Car theft and vandalism are realistic threats that motorists must consider when buying a vehicle and choosing an auto insurance policy. Criminals are always looking for new ways to break into cars, steal them or strip them for parts. This is why the automotive industry is taking extra precautions as vehicles start becoming more technologically advanced.
According to a recent report from AutoTalk, cyber security is now a primary focus for automakers who want to prevent hackers from gaining remote access to vehicles.
The topic gained public recognition when Massachusetts Senator Ed Markey sent a letter to the chief executives of 20 auto manufacturers earlier this month asking questions about the quality of cyber security in today's consumer vehicles.
"We recognize the importance of protecting our vehicles and customers from cyber threats and the invasions of privacy," wrote CEOs of Alliance of Automobile Manufacturers and the Association of Global Automakers in a letter to Markey. "The automobile industry understands these risks and is actively working to ensure vehicle systems remain protected from malicious actors."

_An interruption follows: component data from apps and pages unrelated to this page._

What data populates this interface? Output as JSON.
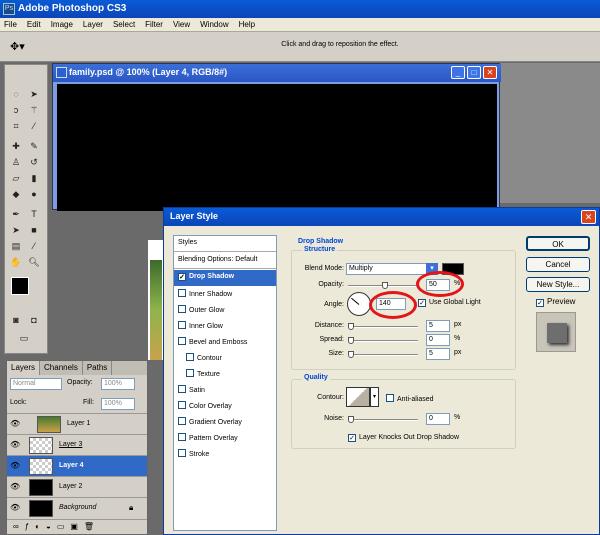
{
  "app": {
    "title": "Adobe Photoshop CS3",
    "logo": "Ps"
  },
  "menu": [
    "File",
    "Edit",
    "Image",
    "Layer",
    "Select",
    "Filter",
    "View",
    "Window",
    "Help"
  ],
  "options_hint": "Click and drag to reposition the effect.",
  "document": {
    "title": "family.psd @ 100% (Layer 4, RGB/8#)"
  },
  "layers_panel": {
    "tabs": [
      "Layers",
      "Channels",
      "Paths"
    ],
    "blend_mode": "Normal",
    "opacity_label": "Opacity:",
    "opacity_value": "100%",
    "lock_label": "Lock:",
    "fill_label": "Fill:",
    "fill_value": "100%",
    "layers": [
      {
        "name": "Layer 1"
      },
      {
        "name": "Layer 3"
      },
      {
        "name": "Layer 4"
      },
      {
        "name": "Layer 2"
      },
      {
        "name": "Background"
      }
    ]
  },
  "dialog": {
    "title": "Layer Style",
    "styles_header": "Styles",
    "blending": "Blending Options: Default",
    "styles": [
      "Drop Shadow",
      "Inner Shadow",
      "Outer Glow",
      "Inner Glow",
      "Bevel and Emboss",
      "Contour",
      "Texture",
      "Satin",
      "Color Overlay",
      "Gradient Overlay",
      "Pattern Overlay",
      "Stroke"
    ],
    "section_title": "Drop Shadow",
    "structure_label": "Structure",
    "blend_mode_label": "Blend Mode:",
    "blend_mode_value": "Multiply",
    "shadow_color": "#000000",
    "opacity_label": "Opacity:",
    "opacity_value": "50",
    "angle_label": "Angle:",
    "angle_value": "140",
    "use_global_light": "Use Global Light",
    "distance_label": "Distance:",
    "distance_value": "5",
    "spread_label": "Spread:",
    "spread_value": "0",
    "size_label": "Size:",
    "size_value": "5",
    "unit_px": "px",
    "unit_pct": "%",
    "unit_deg": "°",
    "quality_label": "Quality",
    "contour_label": "Contour:",
    "anti_aliased": "Anti-aliased",
    "noise_label": "Noise:",
    "noise_value": "0",
    "knockout": "Layer Knocks Out Drop Shadow",
    "ok": "OK",
    "cancel": "Cancel",
    "new_style": "New Style...",
    "preview": "Preview"
  },
  "colors": {
    "highlight": "#e0161a",
    "selection": "#3169c6",
    "xp_title": "#0a5bd6"
  }
}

The two trade groups, which represent 25 major automakers who account for nearly ever car sold in the U.S., vowed to make protection from cyber security threats a top priority for manufacturers.

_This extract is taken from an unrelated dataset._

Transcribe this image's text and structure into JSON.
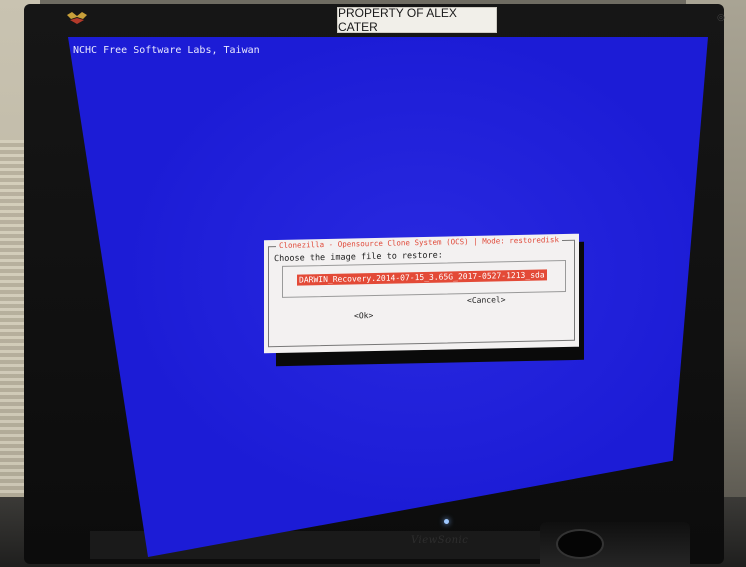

Traditional security in need of an overhaul as well
Remote access via cyber attack is not the only threat car owners need to take into account when they buy a vehicle. Standard security measures are not as strong as they should be, according to a recent report from the Detroit News.
Security vulnerabilities appear to be the most common in SUVs, vehicles that already have high rates of theft and are often more expensive to insure, especially in neighborhoods known for crime. September 2013 saw an incident in which 16 Chevrolet Suburbans and Tahoes were broken into at a dealership and stripped of valuable parts.

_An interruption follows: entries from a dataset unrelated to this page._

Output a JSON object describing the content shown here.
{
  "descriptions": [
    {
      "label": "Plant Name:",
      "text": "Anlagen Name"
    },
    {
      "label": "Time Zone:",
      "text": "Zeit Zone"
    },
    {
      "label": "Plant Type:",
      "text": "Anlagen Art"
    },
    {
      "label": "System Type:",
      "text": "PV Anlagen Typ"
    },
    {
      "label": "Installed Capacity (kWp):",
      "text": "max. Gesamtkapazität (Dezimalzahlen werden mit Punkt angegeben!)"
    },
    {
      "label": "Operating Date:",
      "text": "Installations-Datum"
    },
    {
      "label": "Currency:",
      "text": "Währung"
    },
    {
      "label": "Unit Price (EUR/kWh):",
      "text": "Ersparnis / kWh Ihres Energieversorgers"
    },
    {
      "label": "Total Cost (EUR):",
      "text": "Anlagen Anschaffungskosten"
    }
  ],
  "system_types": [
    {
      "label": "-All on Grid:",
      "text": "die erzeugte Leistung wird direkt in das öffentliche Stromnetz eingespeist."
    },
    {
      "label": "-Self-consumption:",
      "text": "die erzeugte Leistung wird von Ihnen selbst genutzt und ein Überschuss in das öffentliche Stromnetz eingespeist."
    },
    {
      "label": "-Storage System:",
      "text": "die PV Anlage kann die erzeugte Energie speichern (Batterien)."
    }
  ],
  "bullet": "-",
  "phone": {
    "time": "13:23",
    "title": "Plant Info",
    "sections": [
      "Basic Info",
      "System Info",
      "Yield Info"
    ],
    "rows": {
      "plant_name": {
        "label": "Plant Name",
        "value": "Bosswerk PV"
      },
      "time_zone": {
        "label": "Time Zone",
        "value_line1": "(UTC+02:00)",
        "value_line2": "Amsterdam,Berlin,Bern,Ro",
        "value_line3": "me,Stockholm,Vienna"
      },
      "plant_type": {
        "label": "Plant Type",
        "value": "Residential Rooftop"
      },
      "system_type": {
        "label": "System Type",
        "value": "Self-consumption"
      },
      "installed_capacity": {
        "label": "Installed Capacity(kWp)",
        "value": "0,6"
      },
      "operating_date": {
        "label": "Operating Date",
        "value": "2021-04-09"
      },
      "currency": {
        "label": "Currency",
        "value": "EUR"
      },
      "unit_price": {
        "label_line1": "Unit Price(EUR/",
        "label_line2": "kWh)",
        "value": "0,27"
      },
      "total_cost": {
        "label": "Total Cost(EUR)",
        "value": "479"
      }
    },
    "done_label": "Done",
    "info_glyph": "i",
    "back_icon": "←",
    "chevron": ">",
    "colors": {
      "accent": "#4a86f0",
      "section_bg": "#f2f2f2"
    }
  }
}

Controlling three quarters of the market, GM's SUVs, including the Suburban, Tahoe and GMC Yukon, are becoming increasingly popular targets for thieves looking to take wheels and third row seats. The Detroit News noted that American auto manufacturers are looking for ways to minimize this growing problem.
Is new, beefed-up security going to be worth it?
GM is addressing the issue by mandating that revamped anti-theft features come standard with each SUV, and giving drivers the option to buy an enhanced security package for $395. Executive chief engineer Jeff Luke explained these new features.
"We've put a lot of technology into improving the security for our customers, everything from our glass breaking sensors in the quarter glass area to … interior movement sensors," Luke told the news source.
Some new features mentioned by the Detroit News seem like obvious additions. For example, most car alarms will only go off when a door latch is broken and have nothing to do with windows being shattered. Another premium inclusion will be an alarm that goes off when a car is trying to be towed or jacked up off of the ground, put you can also do your part to help deter car thieves.